Frequency-domain optical coherence tomography, a relatively new version of optical coherence tomography, gives advantages in the signal-to-noise ratio given, allowing for faster signal capture. Since Adolf Fercher and colleagues' work in Vienna in the 1980s on low-, partial-, or white-light interferometry for in vivo ocular eye measurements, imaging of biological tissue, particularly the human eye, has been studied in parallel by several groups across the world. It's ideal for ophthalmology and other tissue imaging applications that require micrometre resolution and millimetre penetration depth. In 1993, the first in vivo OCT images of retinal structures were published, followed by the first endoscopic images in 1997.

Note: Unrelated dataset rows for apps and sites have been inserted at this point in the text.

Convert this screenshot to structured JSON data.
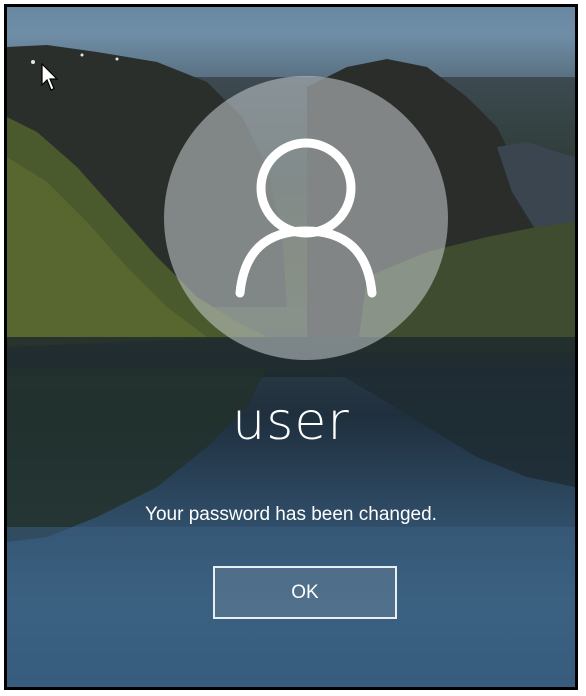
{
  "lockscreen": {
    "username": "user",
    "message": "Your password has been changed.",
    "ok_label": "OK",
    "avatar_icon": "user-silhouette-icon",
    "cursor_icon": "mouse-pointer-icon"
  },
  "colors": {
    "text": "#ffffff",
    "button_border": "#e9eef2",
    "frame_border": "#000000"
  }
}
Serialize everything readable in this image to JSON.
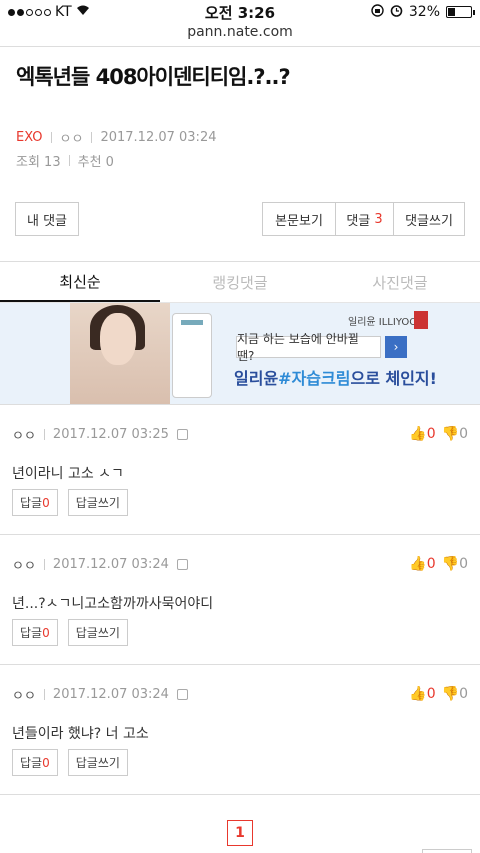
{
  "status_bar": {
    "carrier": "KT",
    "time": "오전 3:26",
    "battery": "32%",
    "battery_level": 0.32
  },
  "url": "pann.nate.com",
  "post": {
    "title": "엑톡년들 408아이덴티티임.?..?",
    "category": "EXO",
    "author": "ㅇㅇ",
    "date": "2017.12.07 03:24",
    "views": "조회 13",
    "recommend": "추천 0"
  },
  "buttons": {
    "my_comments": "내 댓글",
    "view_post": "본문보기",
    "comments": "댓글",
    "comment_count": "3",
    "write_comment": "댓글쓰기"
  },
  "tabs": [
    "최신순",
    "랭킹댓글",
    "사진댓글"
  ],
  "ad": {
    "brand": "일리윤 ILLIYOON",
    "line1": "지금 하는 보습에 안바뀔 땐?",
    "arrow": "›",
    "line2_a": "일리윤",
    "line2_hl": "#자습크림",
    "line2_b": "으로 체인지!"
  },
  "comments": [
    {
      "author": "ㅇㅇ",
      "date": "2017.12.07 03:25",
      "up": "0",
      "down": "0",
      "text": "년이라니 고소 ㅅㄱ",
      "reply_label": "답글",
      "reply_count": "0",
      "write_reply": "답글쓰기"
    },
    {
      "author": "ㅇㅇ",
      "date": "2017.12.07 03:24",
      "up": "0",
      "down": "0",
      "text": "년...?ㅅㄱ니고소함까까사묵어야디",
      "reply_label": "답글",
      "reply_count": "0",
      "write_reply": "답글쓰기"
    },
    {
      "author": "ㅇㅇ",
      "date": "2017.12.07 03:24",
      "up": "0",
      "down": "0",
      "text": "년들이라 했냐? 너 고소",
      "reply_label": "답글",
      "reply_count": "0",
      "write_reply": "답글쓰기"
    }
  ],
  "pagination": {
    "current": "1"
  },
  "colors": {
    "accent": "#e8382d",
    "ad_blue": "#2a4e9c"
  }
}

OCT has also been utilised in a variety of art conservation efforts, such as analysing distinct layers in a painting. Compared to other medical imaging methods, OCT has some intriguing advantages. Medical ultrasonography, magnetic resonance imaging (MRI), confocal microscopy, and optical coherence tomography (OCT) are all various types of morphological tissue imaging. The first two have the potential to image the entire body but at a low resolution. Low-coherence interferometry is used in OCT. Light interference occurs across a distance of metres in traditional interferometry with a long coherence length (i.e. laser interferometry). Due to the use of broad-bandwidth light sources in OCT, this interference is reduced to a distance of micrometres.

Author Info

Akshat Singh
Department of Microbiology, India

Citation: Singh A (2021) Optical Coherence Tomography: An Overview. J Biomed Eng & Med Dev. 6:177.

Received: 10-Jun-2021 Accepted: 17-Jul-2021 Published: 24-Jul-2021 , DOI: 10.35248/2475-7586.21.6.177

Copyright: © 2021 Singh A. This is an open-access article distributed under the terms of the Creative Commons Attribution License, which permits unrestricted use, distribution, and reproduction in any medium, provided the original author and source are credited.